■ What you have to do
Which lines of the data contain the string "JSON"? Show each of them.

=== Section Start ===

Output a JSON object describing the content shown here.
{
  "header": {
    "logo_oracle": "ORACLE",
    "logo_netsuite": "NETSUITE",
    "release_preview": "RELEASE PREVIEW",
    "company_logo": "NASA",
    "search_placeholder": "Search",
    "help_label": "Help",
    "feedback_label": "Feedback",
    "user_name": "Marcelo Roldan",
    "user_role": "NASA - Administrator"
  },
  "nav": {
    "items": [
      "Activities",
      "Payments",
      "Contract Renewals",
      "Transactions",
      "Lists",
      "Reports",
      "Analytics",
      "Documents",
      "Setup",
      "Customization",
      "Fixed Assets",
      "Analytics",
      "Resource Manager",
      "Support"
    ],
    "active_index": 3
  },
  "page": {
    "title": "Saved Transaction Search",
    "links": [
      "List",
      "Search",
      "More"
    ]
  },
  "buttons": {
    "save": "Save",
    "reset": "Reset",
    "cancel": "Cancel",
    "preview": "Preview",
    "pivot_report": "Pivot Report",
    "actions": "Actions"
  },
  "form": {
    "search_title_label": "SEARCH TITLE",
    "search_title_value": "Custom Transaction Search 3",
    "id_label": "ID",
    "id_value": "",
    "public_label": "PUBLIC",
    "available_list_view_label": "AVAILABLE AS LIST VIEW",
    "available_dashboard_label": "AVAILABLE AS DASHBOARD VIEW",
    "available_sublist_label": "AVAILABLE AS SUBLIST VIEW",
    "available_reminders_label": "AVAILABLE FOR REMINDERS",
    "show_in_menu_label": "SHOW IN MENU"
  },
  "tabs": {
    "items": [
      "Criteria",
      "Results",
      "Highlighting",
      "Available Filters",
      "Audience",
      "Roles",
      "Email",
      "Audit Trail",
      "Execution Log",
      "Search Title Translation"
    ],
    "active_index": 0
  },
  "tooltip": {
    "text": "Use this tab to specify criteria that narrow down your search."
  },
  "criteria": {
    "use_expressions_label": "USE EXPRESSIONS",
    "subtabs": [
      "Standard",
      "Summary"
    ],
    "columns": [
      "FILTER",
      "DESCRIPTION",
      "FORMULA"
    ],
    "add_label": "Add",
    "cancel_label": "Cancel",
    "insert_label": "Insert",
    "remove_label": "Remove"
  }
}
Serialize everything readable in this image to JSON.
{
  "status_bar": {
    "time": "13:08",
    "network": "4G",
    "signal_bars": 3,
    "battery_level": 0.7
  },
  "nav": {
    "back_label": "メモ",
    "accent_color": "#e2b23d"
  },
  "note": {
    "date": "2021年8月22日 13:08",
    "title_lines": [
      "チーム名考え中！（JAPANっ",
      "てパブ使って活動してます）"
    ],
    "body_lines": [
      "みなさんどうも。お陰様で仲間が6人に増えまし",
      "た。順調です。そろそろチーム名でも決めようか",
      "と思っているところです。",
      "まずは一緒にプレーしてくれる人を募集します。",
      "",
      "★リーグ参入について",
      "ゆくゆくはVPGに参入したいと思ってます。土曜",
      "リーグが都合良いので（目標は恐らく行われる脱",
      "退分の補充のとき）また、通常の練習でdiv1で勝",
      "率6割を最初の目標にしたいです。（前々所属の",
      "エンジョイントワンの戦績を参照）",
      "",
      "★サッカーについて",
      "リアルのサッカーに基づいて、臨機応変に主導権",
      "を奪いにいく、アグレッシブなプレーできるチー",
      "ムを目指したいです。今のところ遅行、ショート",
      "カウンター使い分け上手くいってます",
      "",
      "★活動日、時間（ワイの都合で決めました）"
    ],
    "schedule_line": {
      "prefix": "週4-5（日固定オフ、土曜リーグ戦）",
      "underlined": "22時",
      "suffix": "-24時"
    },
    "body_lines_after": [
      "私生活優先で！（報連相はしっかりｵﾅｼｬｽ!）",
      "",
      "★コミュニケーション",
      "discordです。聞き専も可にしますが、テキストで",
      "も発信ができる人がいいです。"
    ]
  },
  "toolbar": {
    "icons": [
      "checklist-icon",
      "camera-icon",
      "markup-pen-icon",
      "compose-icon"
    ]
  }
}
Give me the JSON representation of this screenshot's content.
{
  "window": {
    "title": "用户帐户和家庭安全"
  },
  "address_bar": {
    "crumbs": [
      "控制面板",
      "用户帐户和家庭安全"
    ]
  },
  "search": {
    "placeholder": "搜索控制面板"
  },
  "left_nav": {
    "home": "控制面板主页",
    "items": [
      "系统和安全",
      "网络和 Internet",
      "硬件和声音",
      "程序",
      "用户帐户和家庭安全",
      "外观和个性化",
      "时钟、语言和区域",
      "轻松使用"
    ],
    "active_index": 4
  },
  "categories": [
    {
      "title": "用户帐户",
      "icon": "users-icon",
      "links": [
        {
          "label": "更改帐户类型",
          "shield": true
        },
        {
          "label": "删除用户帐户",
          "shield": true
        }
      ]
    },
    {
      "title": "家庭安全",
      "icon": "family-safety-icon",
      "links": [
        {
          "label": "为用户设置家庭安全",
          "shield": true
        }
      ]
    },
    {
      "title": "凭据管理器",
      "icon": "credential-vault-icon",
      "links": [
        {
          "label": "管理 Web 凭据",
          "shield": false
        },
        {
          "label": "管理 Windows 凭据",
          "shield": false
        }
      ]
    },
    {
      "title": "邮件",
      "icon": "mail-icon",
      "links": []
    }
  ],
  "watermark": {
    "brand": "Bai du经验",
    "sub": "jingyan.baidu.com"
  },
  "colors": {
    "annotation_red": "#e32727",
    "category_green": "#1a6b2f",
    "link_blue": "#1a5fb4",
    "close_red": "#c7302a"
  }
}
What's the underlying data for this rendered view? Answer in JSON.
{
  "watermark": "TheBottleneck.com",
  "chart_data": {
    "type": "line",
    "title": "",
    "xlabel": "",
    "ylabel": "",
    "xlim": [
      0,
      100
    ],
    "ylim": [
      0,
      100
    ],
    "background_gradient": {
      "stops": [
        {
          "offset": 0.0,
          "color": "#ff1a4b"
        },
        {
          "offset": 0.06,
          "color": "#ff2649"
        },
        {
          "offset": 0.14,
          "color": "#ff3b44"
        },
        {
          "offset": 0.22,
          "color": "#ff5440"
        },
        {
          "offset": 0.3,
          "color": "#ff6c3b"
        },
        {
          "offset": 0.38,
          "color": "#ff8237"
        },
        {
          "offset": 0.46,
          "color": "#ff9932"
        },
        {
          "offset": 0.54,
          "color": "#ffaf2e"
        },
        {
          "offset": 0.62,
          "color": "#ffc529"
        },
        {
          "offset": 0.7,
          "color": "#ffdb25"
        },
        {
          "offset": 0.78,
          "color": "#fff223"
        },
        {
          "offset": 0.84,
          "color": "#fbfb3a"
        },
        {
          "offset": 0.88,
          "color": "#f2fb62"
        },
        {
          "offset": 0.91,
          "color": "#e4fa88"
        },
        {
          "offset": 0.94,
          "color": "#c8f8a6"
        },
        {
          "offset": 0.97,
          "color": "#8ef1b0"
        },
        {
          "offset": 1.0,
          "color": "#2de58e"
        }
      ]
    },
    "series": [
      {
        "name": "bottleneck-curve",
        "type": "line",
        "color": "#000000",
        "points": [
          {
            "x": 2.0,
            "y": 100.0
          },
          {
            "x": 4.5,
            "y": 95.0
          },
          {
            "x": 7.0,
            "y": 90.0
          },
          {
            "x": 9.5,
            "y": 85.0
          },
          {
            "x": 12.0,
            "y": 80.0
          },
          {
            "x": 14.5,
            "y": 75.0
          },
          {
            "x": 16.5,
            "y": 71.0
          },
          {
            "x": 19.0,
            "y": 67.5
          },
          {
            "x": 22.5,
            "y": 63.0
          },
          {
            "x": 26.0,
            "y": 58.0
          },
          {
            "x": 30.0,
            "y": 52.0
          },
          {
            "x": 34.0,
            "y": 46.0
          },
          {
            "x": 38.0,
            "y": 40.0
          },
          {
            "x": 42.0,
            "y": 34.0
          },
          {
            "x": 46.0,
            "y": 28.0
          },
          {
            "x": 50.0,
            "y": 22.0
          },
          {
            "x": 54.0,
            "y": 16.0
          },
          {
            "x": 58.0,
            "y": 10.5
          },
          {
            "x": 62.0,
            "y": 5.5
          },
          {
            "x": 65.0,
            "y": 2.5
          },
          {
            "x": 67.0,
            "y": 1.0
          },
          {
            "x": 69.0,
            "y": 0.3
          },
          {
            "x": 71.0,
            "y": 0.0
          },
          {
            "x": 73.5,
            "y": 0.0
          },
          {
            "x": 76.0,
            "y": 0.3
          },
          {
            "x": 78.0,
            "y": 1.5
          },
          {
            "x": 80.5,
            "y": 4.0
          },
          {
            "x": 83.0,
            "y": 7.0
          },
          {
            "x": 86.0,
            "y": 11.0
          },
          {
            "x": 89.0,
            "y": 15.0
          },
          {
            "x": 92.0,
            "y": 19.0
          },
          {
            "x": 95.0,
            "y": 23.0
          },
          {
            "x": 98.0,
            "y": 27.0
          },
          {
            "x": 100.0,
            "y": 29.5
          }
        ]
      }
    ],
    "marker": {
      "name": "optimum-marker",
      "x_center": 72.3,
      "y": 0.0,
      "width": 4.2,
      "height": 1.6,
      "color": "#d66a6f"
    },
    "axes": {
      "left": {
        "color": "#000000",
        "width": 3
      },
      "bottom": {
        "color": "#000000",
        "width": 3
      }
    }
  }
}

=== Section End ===

■ Output for this task
Output a JSON object describing the content shown here.
Serialize everything readable in this image to JSON.
Give me the JSON representation of this screenshot's content.
What's the underlying data for this rendered view? Answer in JSON.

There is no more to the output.